Post-World Ember Reading
I have added one rule to WA's reading challenge. The articles I link here must be by worlds I do not follow. For two reasons. First, I've already been reading them (though not all) and this reading challenge is about reading new stuff. Second, I love reading other people's work. Even if I cannot commit to reading them on a regular basis (aka: the worlds I follow). Competitions are the best time to read different people & often discover new worlds to follow.
I do wish WA's team had kept up the leaderboard (at least the one with the people who completed WE). It was a bit annoying finding people's articles that they wrote for WE without that handy list of participants. But without further ado, here are 10 articles that I enjoyed & my reflections about them.
Cato's article was a reminder that I once tackled the issue of "what happens if you cast above your abilities?". Beyond the two articles in which I tackled the issue, I never really revisited them or used them in practice. In contrast, Cato seems to have incorporated them into the world by making them specific and even adding a creature that comes as a result of this condition. Cato's conditions are specific to the school of magic, which is something I had never given much thought to. She also incorporates nicely the presence and prevalence of the condition by stating that one of the first things a caster learns is how not to cross the limit of how much magic can be cast.
I often find believability in world-building in the small details. This article by Paul demonstrates that perfectly. These instruments are used in rain rituals. The small detail that they are filled with the crops that those people grow (the reason they need the rain) is just the touch that gets a good article to a great article in my opinion. It makes sense and it adds character to the item & the associated tradition. I often feel that I add too many details or not enough in my writing. Getting to these small details while not being overbearing is something to keep in mind while I write.
Chickens... Nothing special right? Except DapperCapricorn made them special and the source of an important magic item. Colouration and texture changes already make these chickens feel special. But on top of that, they create eggs that can have unexpected or unintended consequences (a fact highlighted by the initial quote).
The existence of a bag that hides magical objects within is both very logical and yet, one I have not seen in many worlds or even published systems. I don't know how Dazzlinkat arrived to the idea, but I feel if I wanted to come up with more stuff like this (logical, but often not thought about), I need to think about the repercussions of having certain things in my world. In this case, the repercussion of having expensive or rare magical items and divination magic is that people are going to want to hide some magical items. There's a spell for that, sure, but why not a magical item too? A lead box cannot fit all situations or objects after all...
Burial rituals never get old. At least every culture in your world should have one, and DesdemonaRose's article reminded me that I have yet to figure out how people bury the dead in an area I am using to play a campaign with my players.
While it is clearly still being worked on, I really liked that Oneriwien added stuff like campaign backgrounds to the campaign guide. I myself wrote world intros & campaign guides during WE. I am still relying on older articles for stuff like what's allowed and what's not, but I will think whether linking it like Oneriwien has done is perhaps a good idea.
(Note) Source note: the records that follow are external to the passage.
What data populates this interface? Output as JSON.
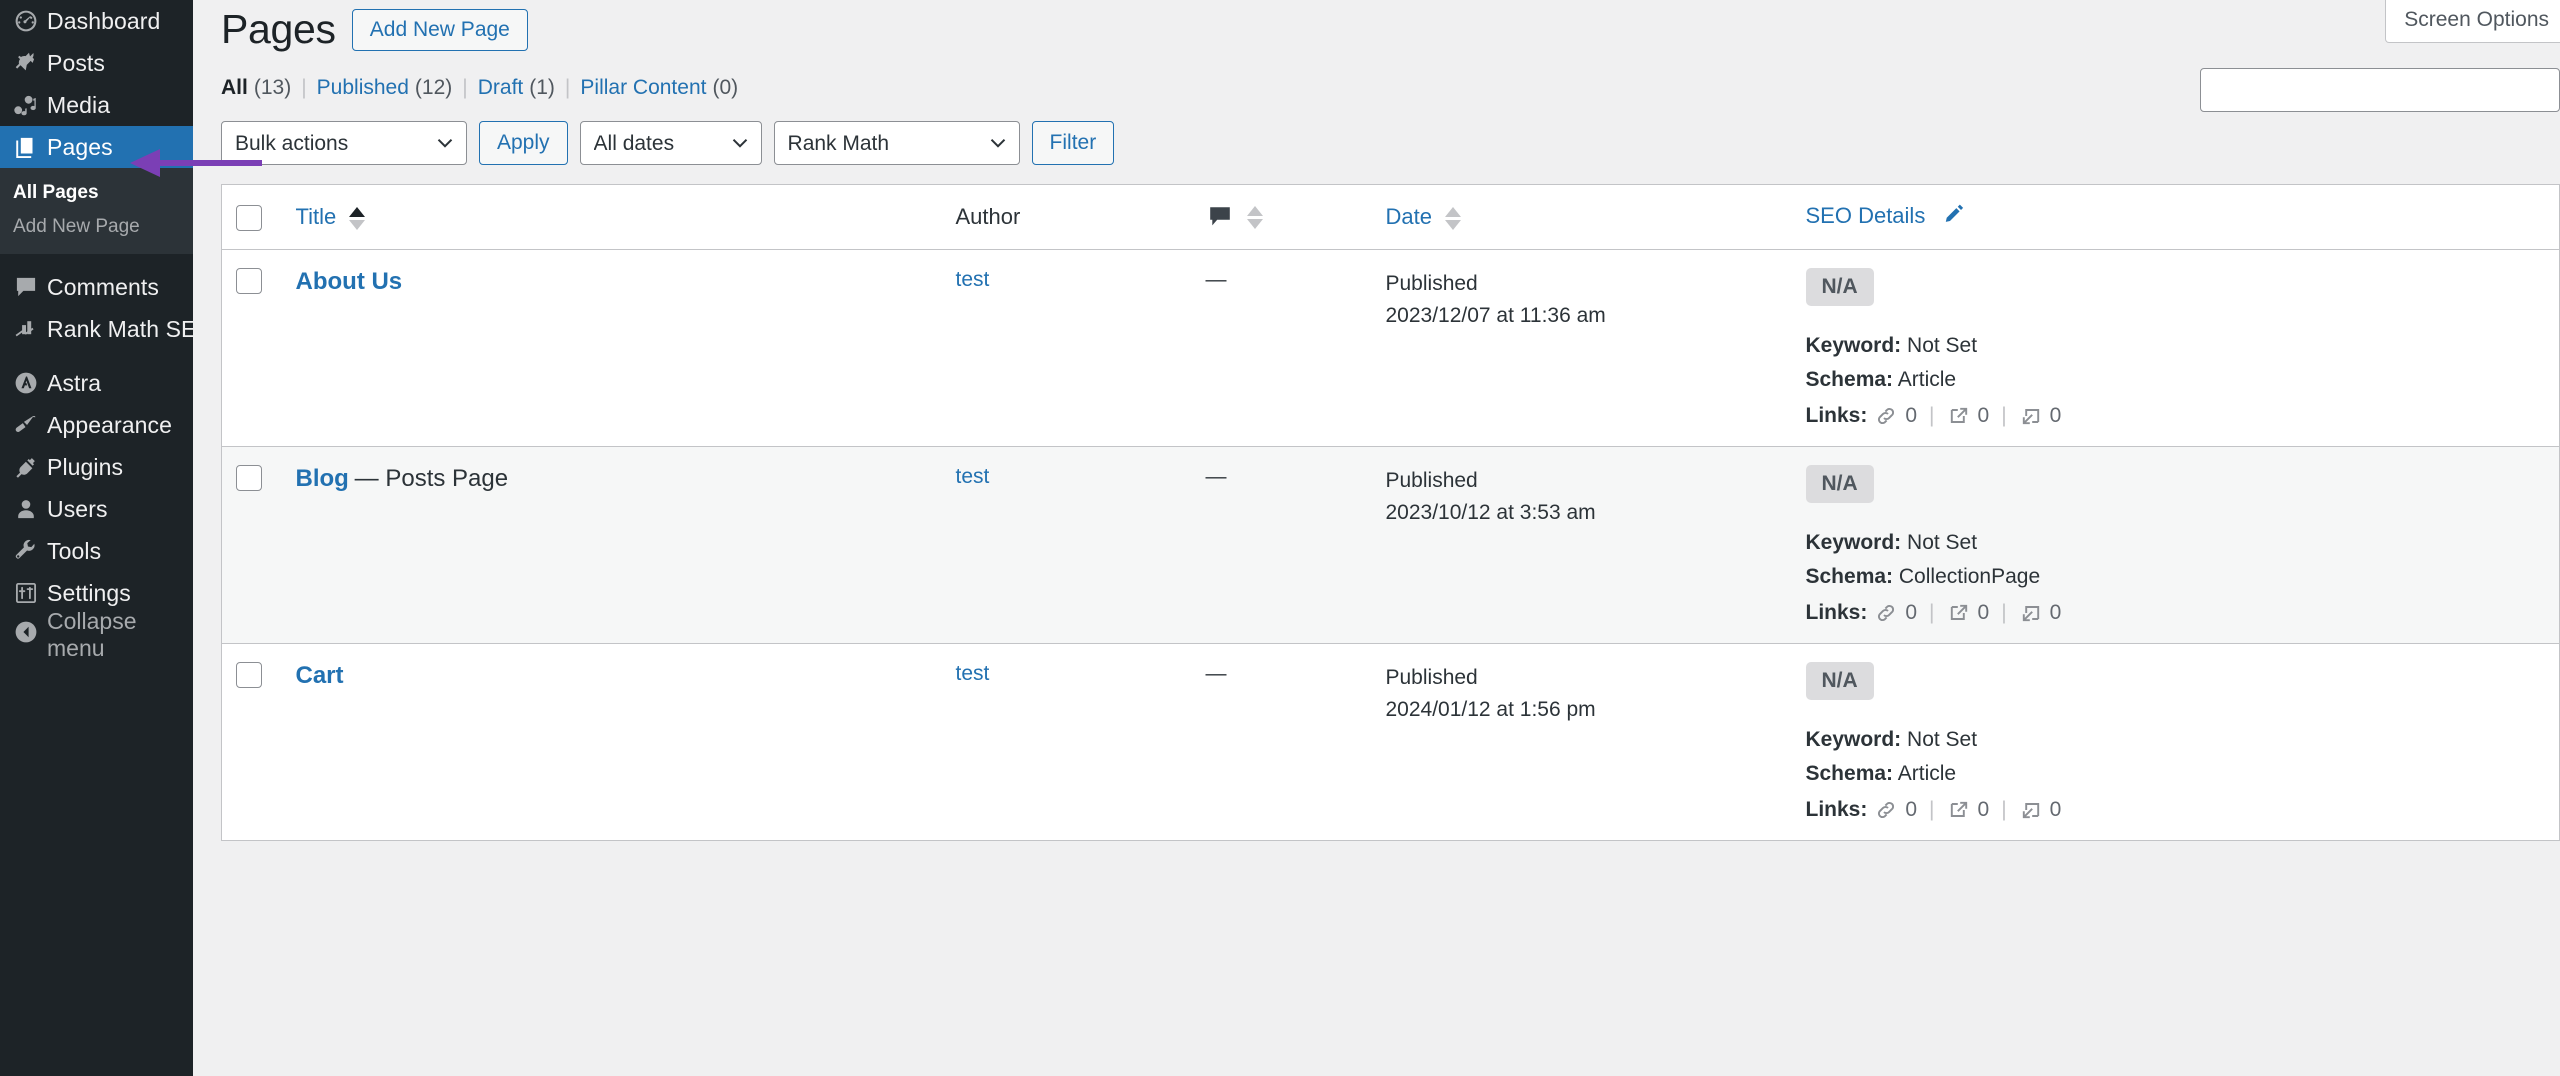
{
  "sidebar": {
    "items": [
      {
        "label": "Dashboard",
        "icon": "dashboard-icon"
      },
      {
        "label": "Posts",
        "icon": "pin-icon"
      },
      {
        "label": "Media",
        "icon": "media-icon"
      },
      {
        "label": "Pages",
        "icon": "pages-icon",
        "current": true
      },
      {
        "label": "Comments",
        "icon": "comment-icon"
      },
      {
        "label": "Rank Math SEO",
        "icon": "rankmath-icon"
      },
      {
        "label": "Astra",
        "icon": "astra-icon"
      },
      {
        "label": "Appearance",
        "icon": "paintbrush-icon"
      },
      {
        "label": "Plugins",
        "icon": "plug-icon"
      },
      {
        "label": "Users",
        "icon": "user-icon"
      },
      {
        "label": "Tools",
        "icon": "wrench-icon"
      },
      {
        "label": "Settings",
        "icon": "settings-icon"
      }
    ],
    "submenu": [
      {
        "label": "All Pages",
        "active": true
      },
      {
        "label": "Add New Page",
        "active": false
      }
    ],
    "collapse_label": "Collapse menu",
    "highlight_color": "#2271b1",
    "background_color": "#1d2327"
  },
  "screen_meta": {
    "screen_options_label": "Screen Options"
  },
  "header": {
    "title": "Pages",
    "add_new_label": "Add New Page"
  },
  "search": {
    "value": "",
    "placeholder": ""
  },
  "status_filters": [
    {
      "label": "All",
      "count": "(13)",
      "current": true
    },
    {
      "label": "Published",
      "count": "(12)",
      "current": false
    },
    {
      "label": "Draft",
      "count": "(1)",
      "current": false
    },
    {
      "label": "Pillar Content",
      "count": "(0)",
      "current": false
    }
  ],
  "tablenav": {
    "bulk_actions_value": "Bulk actions",
    "apply_label": "Apply",
    "dates_value": "All dates",
    "rankmath_value": "Rank Math",
    "filter_label": "Filter"
  },
  "table": {
    "columns": {
      "title": "Title",
      "author": "Author",
      "comments_icon": "comment-icon",
      "date": "Date",
      "seo_details": "SEO Details",
      "seo_edit_icon": "pencil-icon"
    },
    "rows": [
      {
        "title": "About Us",
        "title_suffix": "",
        "author": "test",
        "comments": "—",
        "date_status": "Published",
        "date_value": "2023/12/07 at 11:36 am",
        "seo_score": "N/A",
        "keyword_label": "Keyword:",
        "keyword_value": "Not Set",
        "schema_label": "Schema:",
        "schema_value": "Article",
        "links_label": "Links:",
        "links_internal": "0",
        "links_external": "0",
        "links_incoming": "0"
      },
      {
        "title": "Blog",
        "title_suffix": "— Posts Page",
        "author": "test",
        "comments": "—",
        "date_status": "Published",
        "date_value": "2023/10/12 at 3:53 am",
        "seo_score": "N/A",
        "keyword_label": "Keyword:",
        "keyword_value": "Not Set",
        "schema_label": "Schema:",
        "schema_value": "CollectionPage",
        "links_label": "Links:",
        "links_internal": "0",
        "links_external": "0",
        "links_incoming": "0"
      },
      {
        "title": "Cart",
        "title_suffix": "",
        "author": "test",
        "comments": "—",
        "date_status": "Published",
        "date_value": "2024/01/12 at 1:56 pm",
        "seo_score": "N/A",
        "keyword_label": "Keyword:",
        "keyword_value": "Not Set",
        "schema_label": "Schema:",
        "schema_value": "Article",
        "links_label": "Links:",
        "links_internal": "0",
        "links_external": "0",
        "links_incoming": "0"
      }
    ]
  },
  "annotation": {
    "arrow_color": "#7b3fb5"
  }
}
After working in a world for 3.5 years, there's always the need to improve on old articles...
Tiirikka goes all in on how cuisine would work in the underdark. A place where lighting a fire can be dangerous & plant materials are very rare. I really enjoyed reading all the ways in which cooking down there would be different to what people in the surface are used to. It made me think that I ought to write such "generic" articles explaining some of the basics of the different cultures I have in my world.
The murkmen are a profession that is simple, and yet, there's so much potential for it. There's potential for them to be involved in plots, there's potential for them to be the victims of countless schemes to get into the district... TerinHD did a good job of creating an article that inspires ideas while not being too long. It's easy to get caught up in the details, but sometimes short & sweet is all you need!
Despite most fantasy settings having species of different life spans, I do not often see this fact represented accurately in historical record-keeping and the organizations tied to that. Kefkejaco article made a record-keeping organization which, when the time came to decide on a leader, they selected a species known for their longevity (although I feel they were biased for other reasons too...) The position's history was succinct enough to not be boring, but it had enough detail that I did not miss anything. It also had hints of other positions within the organization, which is to be appreciated.
I do really like areas that look safe but are not safe at all. The kind that should make anyone think..."how come no one is taking advantage of this place?". throughthechi's article is short but sweet. The initial quote sells the article basically. I lately haven't been writing quotes as much, as I find it difficult to find different "voices" for them. That probably means that I need to do more of those, not less so that I can practice and practice.
I am going to potentially be very busy this year, depending on how a particular job goes. That means I need to keep the things I want to do with my world reasonably small.
- Write up some of the "basics" that I have in my head about cultures/places
- Once "After the Plague" campaign finishes, tighten up all the in-the-moment worldbuilding that I had to do for it
- Publish A golden beginning, the one-shot I wrote for Adventure April
- Try to use WA's features as another connection/selling point for my ttrpg products
- Revise old articles & standardise them
Oh, and if you are still looking for WE articles to read, check out my WE's landing page!